There are many wardrobe capsule development tools out there, just google wardrobe capsule or some other descriptive phraseI personally worked through Colette's Wardrobe Architect questionnaires with some of my girlfriends. One friend and I actually I did it while driving from CA to WA, taking turns asking the question, the non driver jotting down answers in notebooksI found the information so insightful and thought provoking. I encourage you readers to do an exercise like the Wardrobe Architect whether you purchase your clothing or sew it yourself. The idea is to add clothing into your wardrobe in a thoughtful cohesive manner. Sharing the exercise with a adds another dimension. 

I found Corinne through a comment she made, I believe in a Colette post a month or so ago. Colette had posted a question to her readers about how folks were going to approach and organize their wardrobe sewing for the upcoming year...or something like that...it was awhile ago that I read it. Corinne commented that she utilized a method she had learned through participating in a Vogue Magazine project focusing on a seasonal anchor piece that stretched the sewists skill set either through technique, fabric or complexity.  The magazine provided a month by month article with assignments, I believe Corinne said it lasted a year. 

So, now that you know the background.. let me begin! 

Our task for this week was to select two neutrals, one dark and one light. I love indigo blue/navy and winter white so that is what I chose. I also have to admit, that I have a really sexy pair of Aquatalia blue suede boots that I want to show off. She then suggested selecting a pop of color and ochre/citrine came to mind. I was overseas this summer and am still thinking about a lovely coat I saw in a window in Italy, it was ochre, I loved it, and it has been on my mind to incorporate that color into my fall wardrobe. Also while in Italy, I tried on but didn't buy a navy lightweight anorak, I really liked it, liked the way it looked but wasn't keen on the craftsmanship for the price. I figured I could make it myself when I got home.

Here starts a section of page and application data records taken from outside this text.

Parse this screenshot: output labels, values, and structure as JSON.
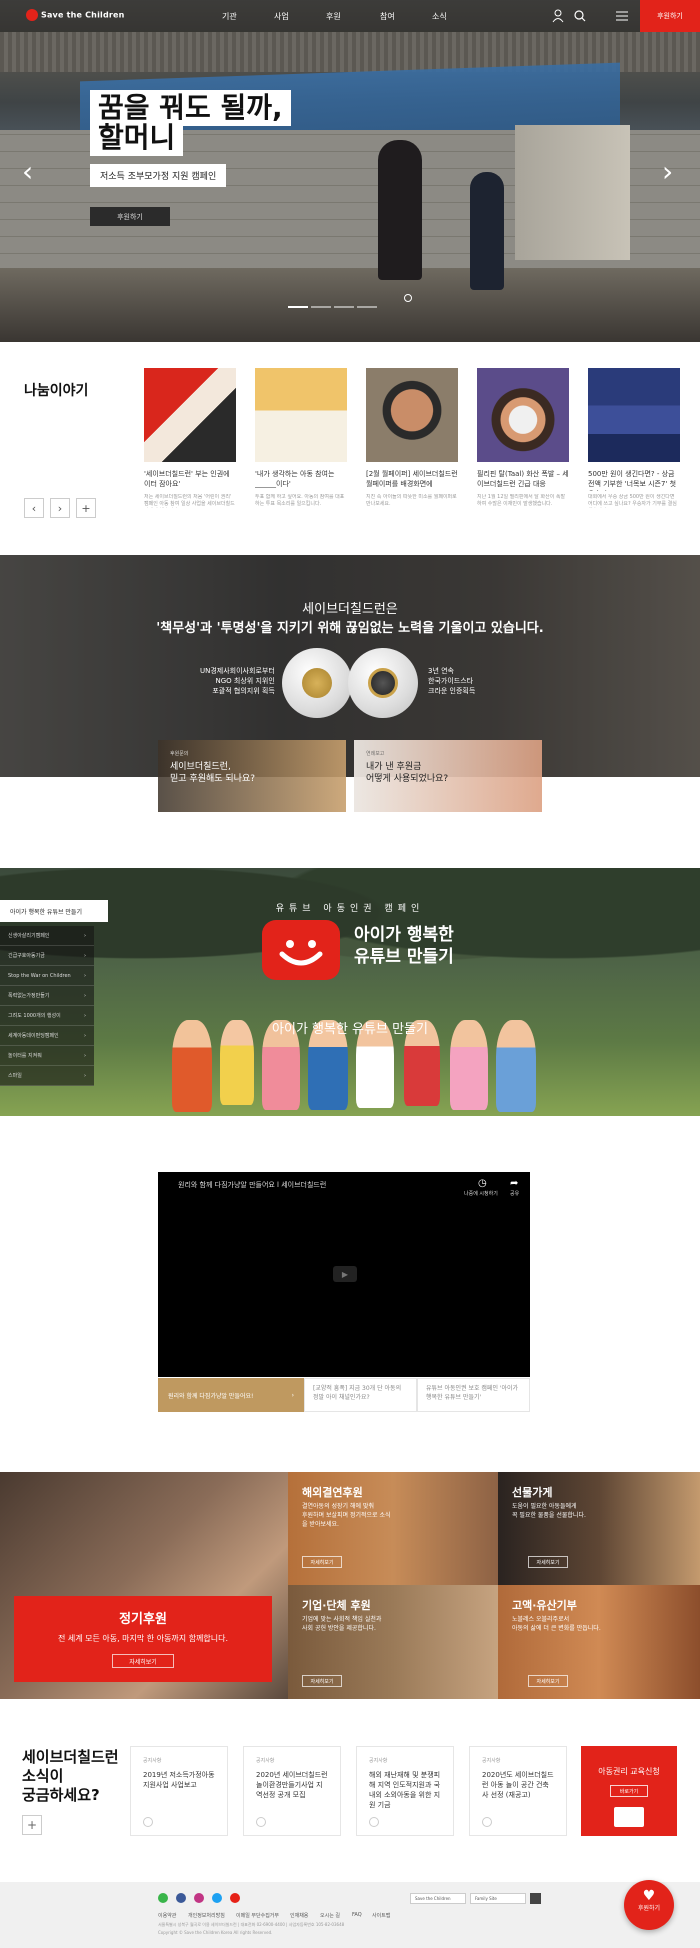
{
  "header": {
    "logo_text": "Save the Children",
    "nav": [
      "기관",
      "사업",
      "후원",
      "참여",
      "소식"
    ],
    "donate_label": "후원하기",
    "brand_color": "#e2231a"
  },
  "hero": {
    "title_line1": "꿈을 꿔도 될까,",
    "title_line2": "할머니",
    "subtitle": "저소득 조부모가정 지원 캠페인",
    "button": "후원하기",
    "prev_icon": "chevron-left-icon",
    "next_icon": "chevron-right-icon"
  },
  "stories": {
    "title": "나눔이야기",
    "cards": [
      {
        "caption": "'세이브더칠드런' 부는 인권에이터 잠아요'",
        "desc": "저는 세이브더칠드런의 처음 '어린이 권리' 캠페인 아동 참여 일상 사업을 세이브더칠드런에서 했습니다."
      },
      {
        "caption": "'내가 생각하는 아동 참여는 ______이다'",
        "desc": "투표 함께 하고 싶어요. 아동의 참여를 대표하는 투표 목소리를 일으킵니다."
      },
      {
        "caption": "[2월 월페이퍼] 세이브더칠드런 월페이퍼를 배경화면에",
        "desc": "지진 속 아이들의 따뜻한 미소를 월페이퍼로 만나보세요."
      },
      {
        "caption": "필리핀 탈(Taal) 화산 폭발 – 세이브더칠드런 긴급 대응",
        "desc": "지난 1월 12일 필리핀에서 탈 화산이 폭발하여 수많은 이재민이 발생했습니다."
      },
      {
        "caption": "500만 원이 생긴다면? - 상금 전액 기부한 '너목보 시즌7' 첫 우승자",
        "desc": "대회에서 우승 상금 500만 원이 생긴다면 어디에 쓰고 싶나요? 우승자가 기부를 결심했습니다."
      }
    ]
  },
  "trust": {
    "headline1": "세이브더칠드런은",
    "headline2": "'책무성'과 '투명성'을 지키기 위해 끊임없는 노력을 기울이고 있습니다.",
    "left_text": [
      "UN경제사회이사회로부터",
      "NGO 최상위 지위인",
      "포괄적 협의지위 획득"
    ],
    "right_text": [
      "3년 연속",
      "한국가이드스타",
      "크라운 인증획득"
    ],
    "card1_kicker": "후원문의",
    "card1_title": [
      "세이브더칠드런,",
      "믿고 후원해도 되나요?"
    ],
    "card2_kicker": "연례보고",
    "card2_title": [
      "내가 낸 후원금",
      "어떻게 사용되었나요?"
    ]
  },
  "campaign": {
    "active_label": "아이가 행복한 유튜브 만들기",
    "menu": [
      "신생아살리기캠페인",
      "긴급구호아동기금",
      "Stop the War on Children",
      "폭력없는가정만들기",
      "그려도 1000개의 행성이",
      "세계아동데이펀딩캠페인",
      "놀이터를 지켜줘",
      "스마일"
    ],
    "kicker": "유튜브 아동인권 캠페인",
    "title_line1": "아이가 행복한",
    "title_line2": "유튜브 만들기",
    "subtitle": "아이가 행복한 유튜브 만들기"
  },
  "video": {
    "title": "원리와 함께 다짐가냥알 만들어요 l 세이브더칠드런",
    "watch_later": "나중에 시청하기",
    "share": "공유",
    "tabs": [
      "원리와 함께 다짐가냥알 만들어요!",
      "[교양적 흥폭] 지금 30개 단 아동의 정말 아이 채널인가요?",
      "유튜브 아동인권 보호 캠페인 '아이가 행복한 유튜브 만들기'"
    ]
  },
  "donate_grid": {
    "regular_title": "정기후원",
    "regular_desc": "전 세계 모든 아동, 마지막 한 아동까지 함께합니다.",
    "tiles": [
      {
        "title": "해외결연후원",
        "desc": [
          "결연아동의 성장기 해에 맞춰",
          "후원하며 보살피며 정기적으로 소식을 받아보세요."
        ]
      },
      {
        "title": "선물가게",
        "desc": [
          "도움이 필요한 아동들에게",
          "꼭 필요한 물품을 선물합니다."
        ]
      },
      {
        "title": "기업·단체 후원",
        "desc": [
          "기업에 맞는 사회적 책임 실천과",
          "사회 공헌 방안을 제공합니다."
        ]
      },
      {
        "title": "고액·유산기부",
        "desc": [
          "노블레스 오블리주로서",
          "아동의 삶에 더 큰 변화를 만듭니다."
        ]
      }
    ],
    "more_label": "자세히보기"
  },
  "news": {
    "title": [
      "세이브더칠드런",
      "소식이",
      "궁금하세요?"
    ],
    "cards": [
      {
        "kicker": "공지사항",
        "title": "2019년 저소득가정아동지원사업 사업보고"
      },
      {
        "kicker": "공지사항",
        "title": "2020년 세이브더칠드런 놀이환경만들기사업 지역선정 공개 모집"
      },
      {
        "kicker": "공지사항",
        "title": "해외 재난재해 및 분쟁피해 지역 인도적지원과 국내외 소외아동을 위한 지원 기금"
      },
      {
        "kicker": "공지사항",
        "title": "2020년도 세이브더칠드런 아동 놀이 공간 건축사 선정 (재공고)"
      }
    ],
    "edu_title": "아동권리 교육신청",
    "edu_button": "바로가기"
  },
  "footer": {
    "links": [
      "이용약관",
      "개인정보처리방침",
      "이메일 무단수집거부",
      "인재채용",
      "오시는 길",
      "FAQ",
      "사이트맵"
    ],
    "select1": "Save the Children",
    "select2": "Family Site",
    "info": "서울특별시 성북구 월곡로 이용 세이브더칠드런 | 대표전화 02-6900-4400 | 사업자등록번호 105-82-03648",
    "copyright": "Copyright © Save the Children Korea All rights Reserved.",
    "float_donate": "후원하기"
  }
}
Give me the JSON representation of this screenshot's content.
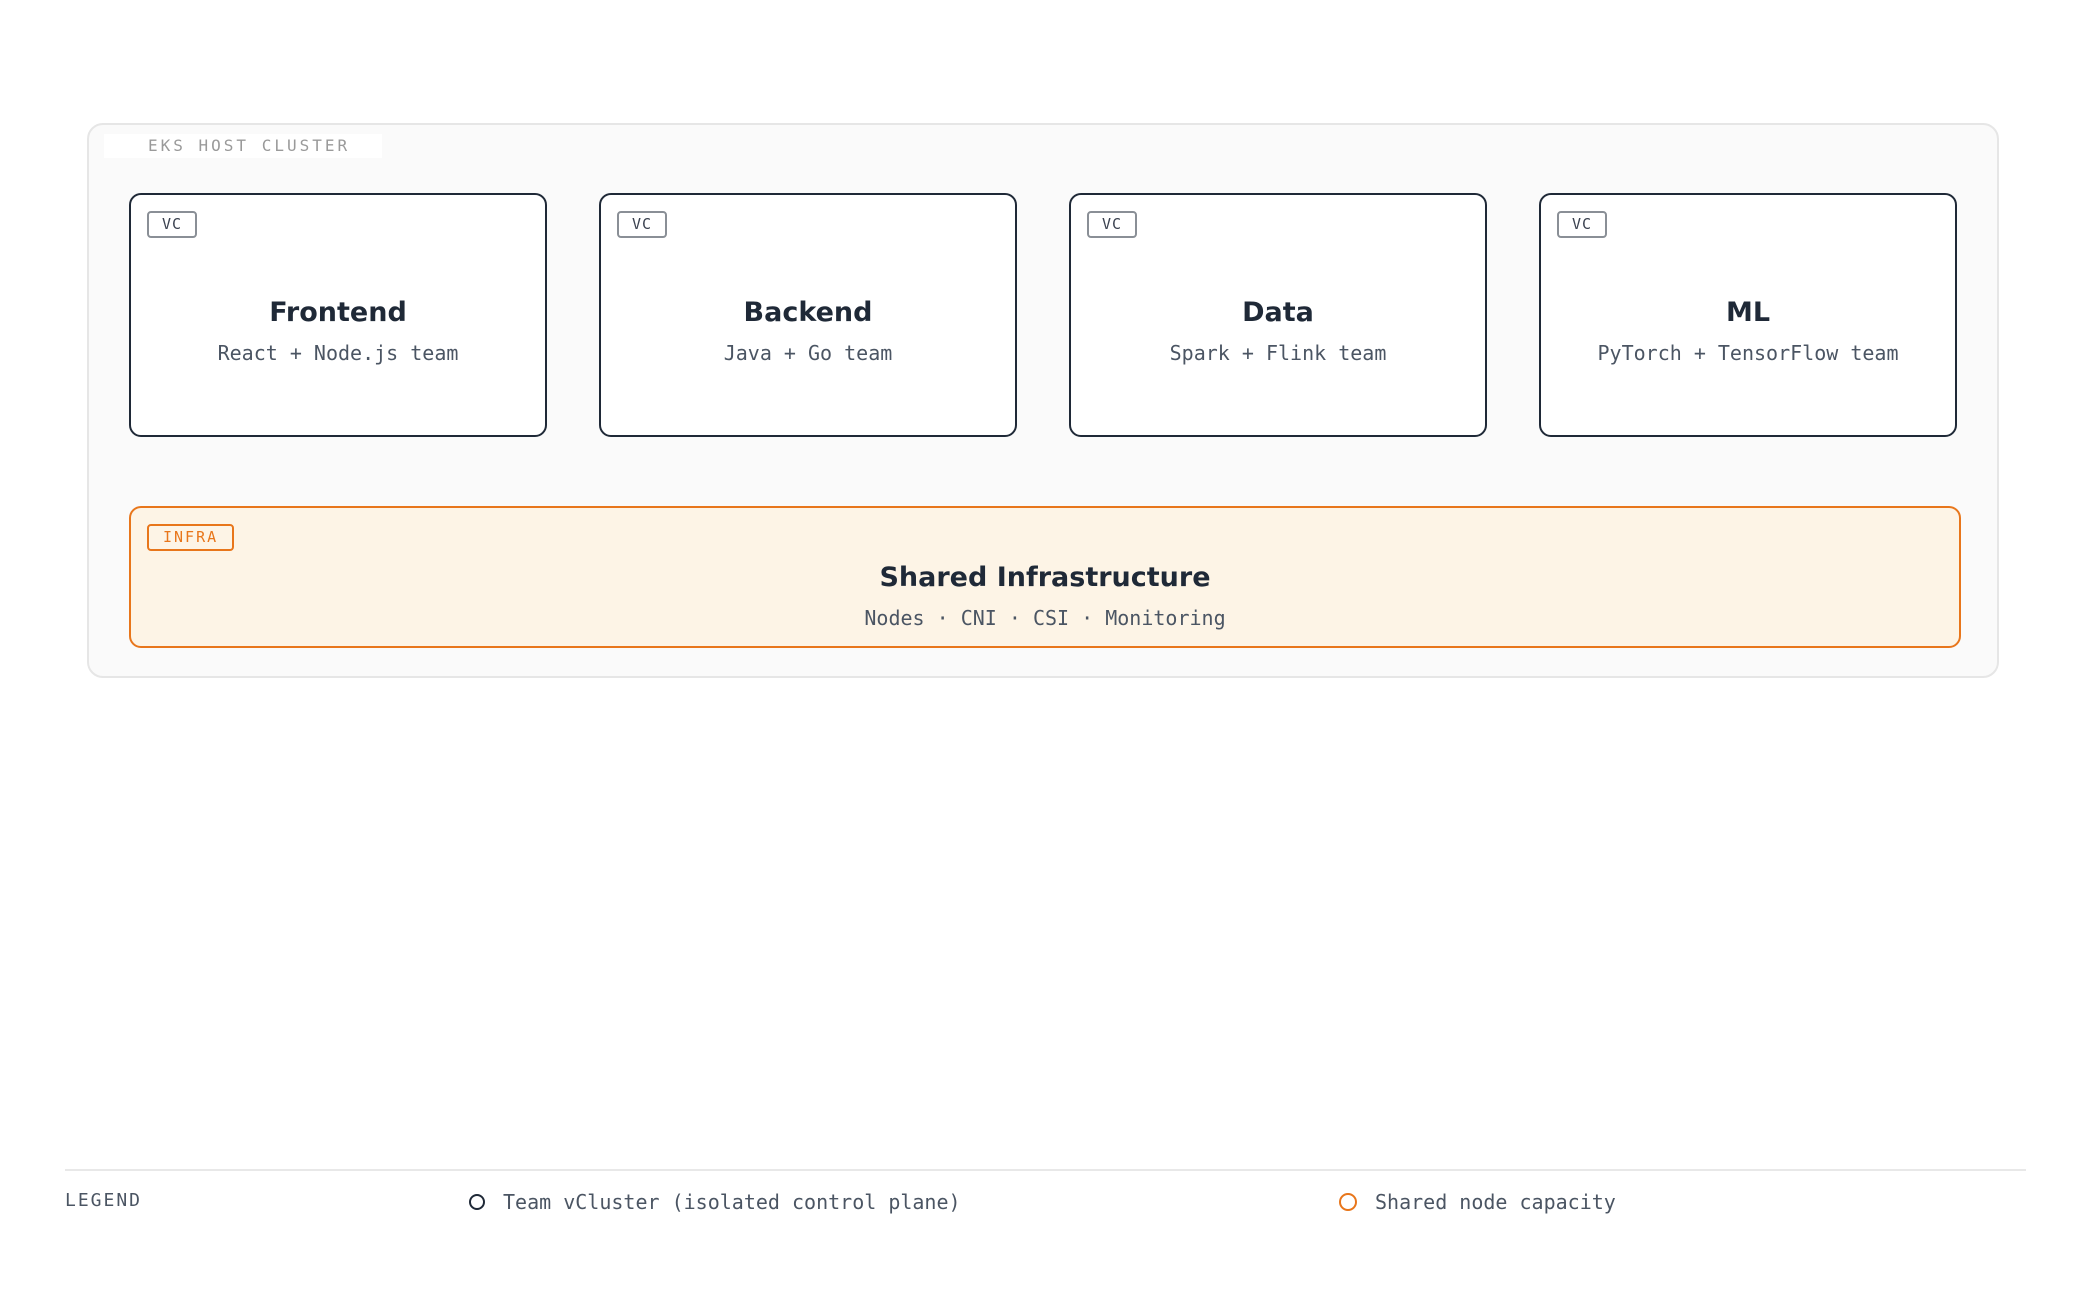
{
  "host": {
    "label": "EKS HOST CLUSTER"
  },
  "vclusters": [
    {
      "badge": "VC",
      "title": "Frontend",
      "subtitle": "React + Node.js team"
    },
    {
      "badge": "VC",
      "title": "Backend",
      "subtitle": "Java + Go team"
    },
    {
      "badge": "VC",
      "title": "Data",
      "subtitle": "Spark + Flink team"
    },
    {
      "badge": "VC",
      "title": "ML",
      "subtitle": "PyTorch + TensorFlow team"
    }
  ],
  "infra": {
    "badge": "INFRA",
    "title": "Shared Infrastructure",
    "subtitle": "Nodes · CNI · CSI · Monitoring"
  },
  "legend": {
    "label": "LEGEND",
    "items": [
      {
        "text": "Team vCluster (isolated control plane)",
        "color": "#1f2937"
      },
      {
        "text": "Shared node capacity",
        "color": "#e8761b"
      }
    ]
  },
  "colors": {
    "vcluster_border": "#1f2937",
    "infra_accent": "#e8761b",
    "infra_fill": "#fdf4e6",
    "host_fill": "#fafafa"
  }
}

Bing, two anchor pieces...Anorak for Spring, Ochre coat for Fall.